However, this insistence that even intra-specific genetic mixing, whether occurring in nature or manmade, runs counter to the widely-accepted definition of Pinot Noir and Gouais Blanc is a cross, not a hybrid. Karen McNeil’s The Wine Bible defines a cross as “A grape created by fertilizing one variety with another variety of the same species. While a cross may result from breeding, most crosses occur spontaneously in nature. . . . A cross is not the same as a hybrid.” To wit, “As distinguished from a cross, a hybrid is a new grape variety developed by breeding two or more varieties from different species or subgenera.

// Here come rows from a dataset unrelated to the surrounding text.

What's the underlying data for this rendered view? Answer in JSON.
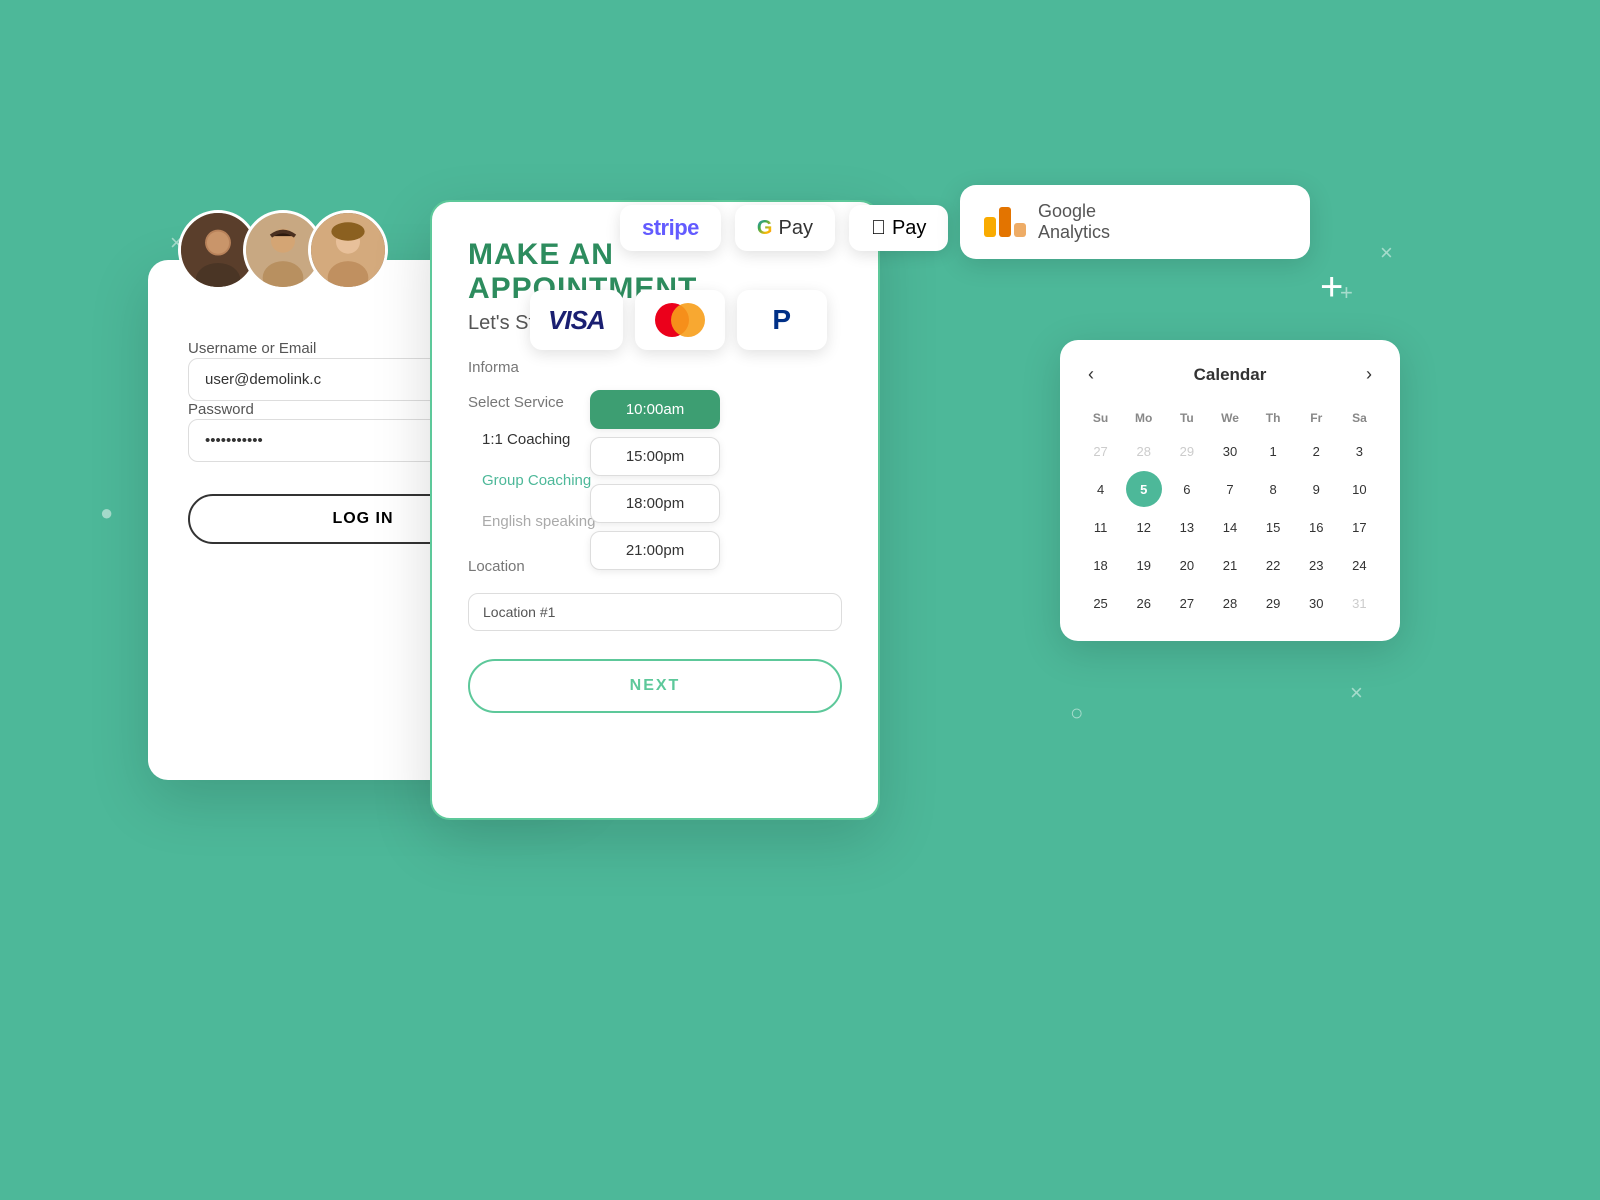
{
  "background": {
    "color": "#4db899"
  },
  "decorative": {
    "plus_label": "+",
    "x_label": "×",
    "o_label": "○"
  },
  "avatars": [
    {
      "id": 1,
      "emoji": "👨🏿",
      "alt": "Person 1"
    },
    {
      "id": 2,
      "emoji": "👩🏽",
      "alt": "Person 2"
    },
    {
      "id": 3,
      "emoji": "👨🏼",
      "alt": "Person 3"
    }
  ],
  "login": {
    "username_label": "Username or Email",
    "username_placeholder": "user@demolink.c",
    "password_label": "Password",
    "password_value": "••••••••••••",
    "button_label": "LOG IN"
  },
  "appointment": {
    "title": "MAKE AN APPOINTMENT",
    "subtitle": "Let's Start",
    "info_label": "Informa",
    "select_service_label": "Select Service",
    "services": [
      {
        "name": "1:1 Coaching",
        "style": "active"
      },
      {
        "name": "Group Coaching",
        "style": "secondary"
      },
      {
        "name": "English speaking",
        "style": "tertiary"
      }
    ],
    "location_label": "Location",
    "location_placeholder": "Location #1",
    "next_button": "NEXT"
  },
  "time_slots": [
    {
      "time": "10:00am",
      "active": true
    },
    {
      "time": "15:00pm",
      "active": false
    },
    {
      "time": "18:00pm",
      "active": false
    },
    {
      "time": "21:00pm",
      "active": false
    }
  ],
  "payment_badges": {
    "visa": "VISA",
    "mastercard": "MasterCard",
    "paypal": "P"
  },
  "top_payments": {
    "stripe": "stripe",
    "gpay_g": "G",
    "gpay_pay": "Pay",
    "apple_icon": "",
    "apple_pay": "Apple Pay"
  },
  "google_analytics": {
    "google": "Google",
    "analytics": "Analytics"
  },
  "calendar": {
    "title": "Calendar",
    "prev": "‹",
    "next": "›",
    "days_of_week": [
      "Su",
      "Mo",
      "Tu",
      "We",
      "Th",
      "Fr",
      "Sa"
    ],
    "weeks": [
      [
        {
          "day": 27,
          "other": true
        },
        {
          "day": 28,
          "other": true
        },
        {
          "day": 29,
          "other": true
        },
        {
          "day": 30,
          "other": false
        },
        {
          "day": 1,
          "other": false
        },
        {
          "day": 2,
          "other": false
        },
        {
          "day": 3,
          "other": false
        }
      ],
      [
        {
          "day": 4,
          "other": false
        },
        {
          "day": 5,
          "other": false
        },
        {
          "day": 6,
          "other": false
        },
        {
          "day": 7,
          "other": false
        },
        {
          "day": 8,
          "other": false
        },
        {
          "day": 9,
          "other": false
        },
        {
          "day": 10,
          "other": false
        }
      ],
      [
        {
          "day": 11,
          "other": false
        },
        {
          "day": 12,
          "other": false
        },
        {
          "day": 13,
          "other": false
        },
        {
          "day": 14,
          "other": false
        },
        {
          "day": 15,
          "other": false
        },
        {
          "day": 16,
          "other": false
        },
        {
          "day": 17,
          "other": false
        }
      ],
      [
        {
          "day": 18,
          "other": false
        },
        {
          "day": 19,
          "other": false
        },
        {
          "day": 20,
          "other": false
        },
        {
          "day": 21,
          "other": false
        },
        {
          "day": 22,
          "other": false
        },
        {
          "day": 23,
          "other": false
        },
        {
          "day": 24,
          "other": false
        }
      ],
      [
        {
          "day": 25,
          "other": false
        },
        {
          "day": 26,
          "other": false
        },
        {
          "day": 27,
          "other": false
        },
        {
          "day": 28,
          "other": false
        },
        {
          "day": 29,
          "other": false
        },
        {
          "day": 30,
          "other": false
        },
        {
          "day": 31,
          "other": true
        }
      ]
    ],
    "today": 5
  }
}
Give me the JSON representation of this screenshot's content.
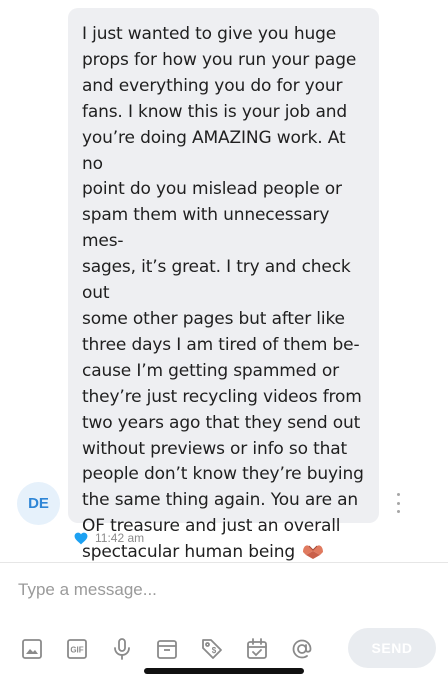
{
  "conversation": {
    "sender_initials": "DE",
    "message": {
      "text": "I just wanted to give you huge\nprops for how you run your page\nand everything you do for your\nfans. I know this is your job and\nyou’re doing AMAZING work. At no\npoint do you mislead people or\nspam them with unnecessary mes-\nsages, it’s great. I try and check out\nsome other pages but after like\nthree days I am tired of them be-\ncause I’m getting spammed or\nthey’re just recycling videos from\ntwo years ago that they send out\nwithout previews or info so that\npeople don’t know they’re buying\nthe same thing again. You are an\nOF treasure and just an overall\nspectacular human being",
      "emoji": "heart-hands-emoji",
      "timestamp": "11:42 am",
      "liked_icon": "heart-icon"
    }
  },
  "composer": {
    "placeholder": "Type a message...",
    "send_label": "SEND",
    "tools": [
      "image-icon",
      "gif-icon",
      "microphone-icon",
      "vault-icon",
      "price-tag-icon",
      "calendar-icon",
      "mention-icon"
    ]
  },
  "colors": {
    "bubble": "#eeeff2",
    "accent": "#2f86d6",
    "heart": "#1da1f2",
    "send_disabled": "#e9ecf0"
  }
}
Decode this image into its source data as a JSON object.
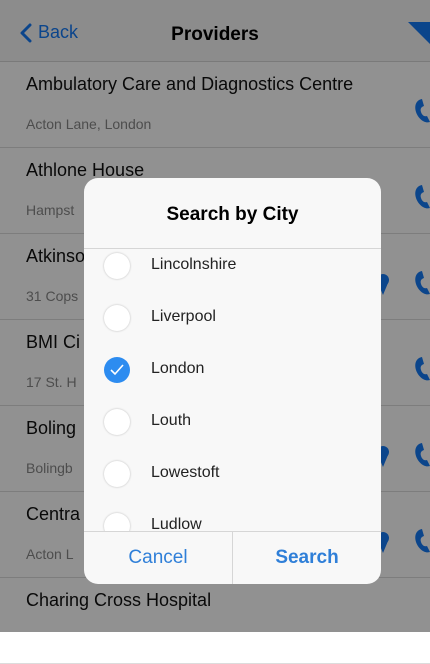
{
  "nav": {
    "back_label": "Back",
    "title": "Providers"
  },
  "providers": [
    {
      "name": "Ambulatory Care and Diagnostics Centre",
      "address": "Acton Lane, London",
      "has_map": false
    },
    {
      "name": "Athlone House",
      "address": "Hampst",
      "has_map": false
    },
    {
      "name": "Atkinso",
      "address": "31 Cops",
      "has_map": true
    },
    {
      "name": "BMI Ci",
      "address": "17 St. H",
      "has_map": false
    },
    {
      "name": "Boling",
      "address": "Bolingb",
      "has_map": true
    },
    {
      "name": "Centra",
      "address": "Acton L",
      "has_map": true
    },
    {
      "name": "Charing Cross Hospital",
      "address": "",
      "has_map": false
    }
  ],
  "modal": {
    "title": "Search by City",
    "options": [
      {
        "label": "Lincolnshire",
        "selected": false
      },
      {
        "label": "Liverpool",
        "selected": false
      },
      {
        "label": "London",
        "selected": true
      },
      {
        "label": "Louth",
        "selected": false
      },
      {
        "label": "Lowestoft",
        "selected": false
      },
      {
        "label": "Ludlow",
        "selected": false
      }
    ],
    "cancel_label": "Cancel",
    "search_label": "Search"
  },
  "colors": {
    "accent": "#1479f5",
    "overlay": "rgba(0,0,0,0.43)",
    "selected_radio": "#2d8cf0"
  }
}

The most common hybrids are part European species (Vitis vinifera) and part any one of several American species.” However, Jancis Robinson’s Oxford Companion to Wine (3rd edition) does cut Casscles some slack: “cross or crossing, the result of breeding a new variety by crossing two vine varieties of the same species, usually the European vinifera species. Thus Müller-Thurgau, for example is a cross. Crosses are different from hybrids, sometimes called interspecific crosses, which contain the genes of more than one species of the Vitis species.” –p. 197.
On the other hand, Casscles finds a couple of entries in Jancis Robinson, et al., Wine Grapes, regarding hybrid varieties are at times a tad off the mark. In his very extensive endnotes to each chapter he frequently cites Wine Grapes and where needed carefully provides corrections of that version.
The book is well-illustrated with many black-and-white photos, drawings, and diagrams as well as a set of color plates of 27 different varieties. It has but two maps, one of fruit-growing areas of the Hudson Valley, and another of the hardiness zones of NY State, showing the zones from 3a to 6b, but without explanation of what the zones actually mean. The map is based on the USDA Agriculture Research Service NY Plant Hardiness Zone Map, but if one were to go online to the USDA Website a far more detailed Zone map shows the entire range of the zone system, which is based on the minimum temperature range for each zone. Thus, zone 3b has a minimum range of -35 to -30° F., while zone 6b ranges down to -5 to 0° F. Indeed, the online map doesn’t even refer to zone 3a, which would have a range below -35° F.
But these are mere quibbles when one considers the overall quality and detail of the information provided in Casscles’ book. It is a real accomplishment and deserves respectful attention, particular from growers, winemakers, and anyone who is determined to cultivate cold-weather varieties and make wine from them, not to speak of serious oenophiles of any persuasion. Apart from the excellent and extensive endnotes to each chapter there is also a substantial bibliography as well as an index to the individual varieties covered in the text as well as a general index.
J. Stephen Casscles, Grapes of the Hudson Valley and Other Cool Climate Regions of the United States and Canada. Forward by Kevin Zraly, Preface by Eric Miller. Coxsackie, NY: Flint Mine Press, 2015. 266 pages, including the Introduction and Indices. Paperback, $29.99.
Casscles has been a government attorney for the NY State Senate for the past 28 years, and has drafted at least 22 laws bearing on the wine and spirits industry, working with six State Senators over that period. He has been growing wine grapes at his farm in Athens, NY, since 1990. He is also the winemaker for the Hudson-Chatham Winery.